- **Your assignment**: Although the records include pictures, print only the rest, exactly as written.

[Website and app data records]
++++++++++

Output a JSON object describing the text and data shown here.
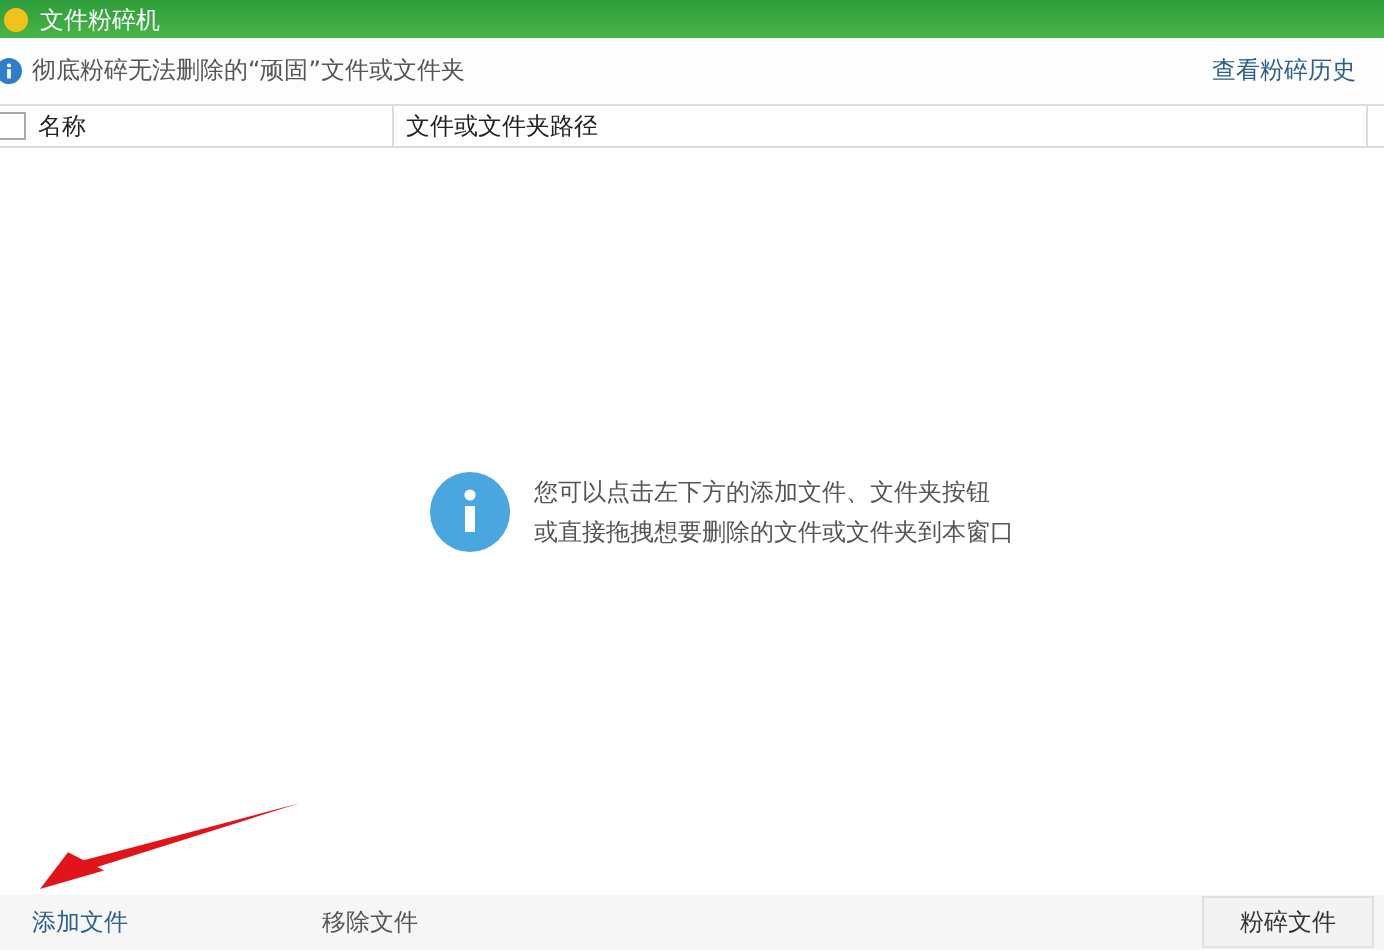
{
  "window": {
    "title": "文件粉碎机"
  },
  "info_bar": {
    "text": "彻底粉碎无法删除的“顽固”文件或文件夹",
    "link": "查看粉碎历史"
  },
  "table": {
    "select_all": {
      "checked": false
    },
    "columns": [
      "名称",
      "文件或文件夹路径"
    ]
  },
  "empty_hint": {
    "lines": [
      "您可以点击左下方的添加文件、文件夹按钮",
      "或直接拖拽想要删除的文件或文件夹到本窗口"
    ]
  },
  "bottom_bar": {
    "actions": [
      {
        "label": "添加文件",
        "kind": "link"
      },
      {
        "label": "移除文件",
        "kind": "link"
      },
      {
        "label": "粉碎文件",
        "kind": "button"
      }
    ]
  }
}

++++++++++

- **Completed task**:
Output a JSON object describing the text and data shown here.
{
  "window": {
    "title": "文件粉碎机"
  },
  "info_bar": {
    "text": "彻底粉碎无法删除的“顽固”文件或文件夹",
    "link": "查看粉碎历史"
  },
  "table": {
    "select_all": {
      "checked": false
    },
    "columns": [
      "名称",
      "文件或文件夹路径"
    ]
  },
  "empty_hint": {
    "lines": [
      "您可以点击左下方的添加文件、文件夹按钮",
      "或直接拖拽想要删除的文件或文件夹到本窗口"
    ]
  },
  "bottom_bar": {
    "actions": [
      {
        "label": "添加文件",
        "kind": "link"
      },
      {
        "label": "移除文件",
        "kind": "link"
      },
      {
        "label": "粉碎文件",
        "kind": "button"
      }
    ]
  }
}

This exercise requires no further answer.